Finlay got my self to the task to do a full spectrum conversion (eg remove the internal cut filter) from my old Nikon D40 wich was
collecting dust anyway. Was easier than I thought.

DAY 1:

This is the "first light" image after the conversion:


Its a bit shaky due to the low light condition (conversion was done in the late evening. A more proper test was done shortly afterwards:
And with a little color correction in Photoshop I got this result
init cc

So now I'm waiting for a infrared filter (visible light cut filter)) to arrive for further experiments. This could be an interesting endevaour
not only for traditional photography (where I got some interesting plans), but for 3d, where I want to test if its possible to get an
Subsurface-scattering mask by substracting a uv / visible light image from a Infrared Image.

DAY 2:

Got the filter, and tired to calibrated the autofocus. size is a bit higher so I might use it on my Canon some times in future  So until the filter step up rings arrive I have to manually hold the filter in front of the lens. Results look prmissing, here are two images shot with it.
filter 01

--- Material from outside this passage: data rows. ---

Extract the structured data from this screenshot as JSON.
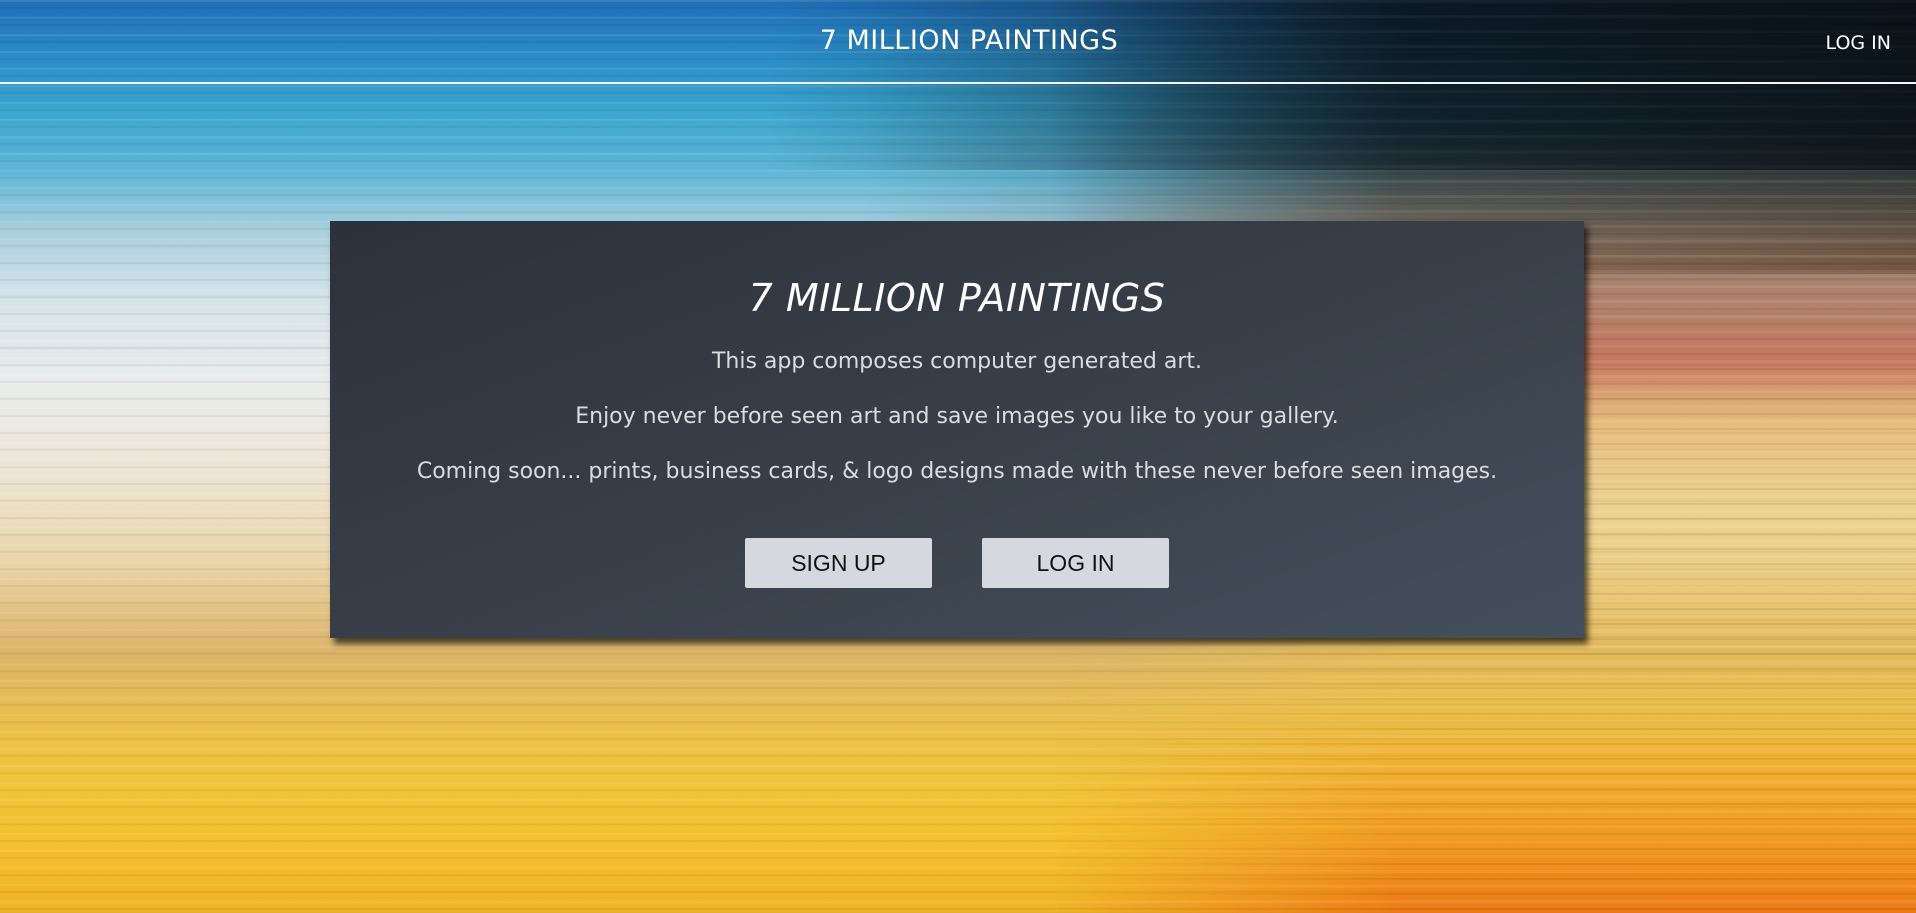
{
  "header": {
    "brand": "7 MILLION PAINTINGS",
    "login_label": "LOG IN"
  },
  "hero": {
    "title": "7 MILLION PAINTINGS",
    "lines": [
      "This app composes computer generated art.",
      "Enjoy never before seen art and save images you like to your gallery.",
      "Coming soon... prints, business cards, & logo designs made with these never before seen images."
    ],
    "signup_label": "SIGN UP",
    "login_label": "LOG IN"
  },
  "colors": {
    "card_background": "#383f49",
    "button_background": "#d5d8de",
    "header_rule": "#f2f4f6"
  }
}
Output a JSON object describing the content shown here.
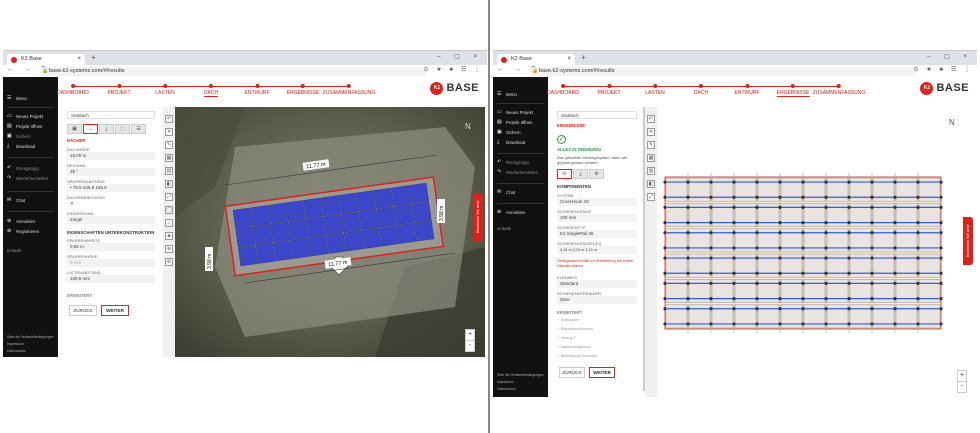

This one used cameras own auto whitebalance and some channel swapping tricks.

filter 02
Its a bit overexposed but I wanted to experiment with a custom camera whitebalance (from a grey card) and channel swapping....
can't wait to shoot some "real" stuff once the additional hardware arrives.

And the first experiments to get an actual hdri with manual bracketing.
(The D40 does not do auto bracketing, so sorry for the alignment errors... might use the old bracketing program I've wrote a few years back, once I got a hand free to control the netbook)

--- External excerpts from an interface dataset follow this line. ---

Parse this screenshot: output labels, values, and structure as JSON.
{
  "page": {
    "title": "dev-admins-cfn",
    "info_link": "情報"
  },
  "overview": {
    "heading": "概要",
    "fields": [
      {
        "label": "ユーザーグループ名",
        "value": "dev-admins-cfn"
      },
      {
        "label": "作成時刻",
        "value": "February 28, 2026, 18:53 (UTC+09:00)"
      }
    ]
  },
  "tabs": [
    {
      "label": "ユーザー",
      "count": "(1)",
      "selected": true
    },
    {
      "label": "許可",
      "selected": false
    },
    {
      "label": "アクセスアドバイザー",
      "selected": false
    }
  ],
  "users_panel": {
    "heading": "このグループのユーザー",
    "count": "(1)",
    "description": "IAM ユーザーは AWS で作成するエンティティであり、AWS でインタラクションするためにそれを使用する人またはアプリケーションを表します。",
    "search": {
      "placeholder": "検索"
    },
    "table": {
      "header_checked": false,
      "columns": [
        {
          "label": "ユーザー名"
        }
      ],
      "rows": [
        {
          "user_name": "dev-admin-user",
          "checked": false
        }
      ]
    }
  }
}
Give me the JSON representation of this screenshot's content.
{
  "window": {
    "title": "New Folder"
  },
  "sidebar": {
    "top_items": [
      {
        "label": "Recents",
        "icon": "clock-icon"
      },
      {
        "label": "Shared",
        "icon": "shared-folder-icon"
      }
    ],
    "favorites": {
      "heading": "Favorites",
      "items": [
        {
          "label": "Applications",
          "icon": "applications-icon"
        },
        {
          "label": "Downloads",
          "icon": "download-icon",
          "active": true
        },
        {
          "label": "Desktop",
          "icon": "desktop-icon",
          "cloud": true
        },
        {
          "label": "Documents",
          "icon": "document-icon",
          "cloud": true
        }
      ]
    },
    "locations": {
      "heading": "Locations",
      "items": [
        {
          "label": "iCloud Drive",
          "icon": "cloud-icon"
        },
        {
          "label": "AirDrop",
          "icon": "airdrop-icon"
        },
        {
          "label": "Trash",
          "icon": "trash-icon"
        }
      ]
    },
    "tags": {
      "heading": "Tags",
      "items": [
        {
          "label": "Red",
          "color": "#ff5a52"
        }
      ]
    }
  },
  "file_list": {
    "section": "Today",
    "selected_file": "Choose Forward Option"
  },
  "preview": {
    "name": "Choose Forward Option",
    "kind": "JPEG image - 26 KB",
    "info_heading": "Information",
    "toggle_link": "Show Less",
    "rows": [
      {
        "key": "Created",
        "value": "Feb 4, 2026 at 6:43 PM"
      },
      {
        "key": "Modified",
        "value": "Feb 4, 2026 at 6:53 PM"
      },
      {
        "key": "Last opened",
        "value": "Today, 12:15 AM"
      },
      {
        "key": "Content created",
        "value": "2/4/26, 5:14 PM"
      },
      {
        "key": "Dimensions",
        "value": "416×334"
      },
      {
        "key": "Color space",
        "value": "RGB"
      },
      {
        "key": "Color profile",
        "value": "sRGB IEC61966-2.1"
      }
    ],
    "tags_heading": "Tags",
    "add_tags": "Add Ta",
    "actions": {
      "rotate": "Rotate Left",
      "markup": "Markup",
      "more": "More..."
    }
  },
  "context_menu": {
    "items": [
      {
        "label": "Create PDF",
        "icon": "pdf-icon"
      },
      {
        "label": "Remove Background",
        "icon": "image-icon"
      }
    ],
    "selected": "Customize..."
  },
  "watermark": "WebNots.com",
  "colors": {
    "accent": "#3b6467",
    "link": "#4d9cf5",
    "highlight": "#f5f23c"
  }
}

Also the original features dust on sensor, since its now bare (without a protection) I have to find a save way to remove it carefully

filter 03

I also tested Affinity Photo wich does allow me to whitebalance (and stack them) on the hdri, wich gives also interesting results

filter 05

The original hdri for your own experiments can be found here

And the final one for today wich uses a slightly different method to color balance. (Shot with the Helios)

filter 04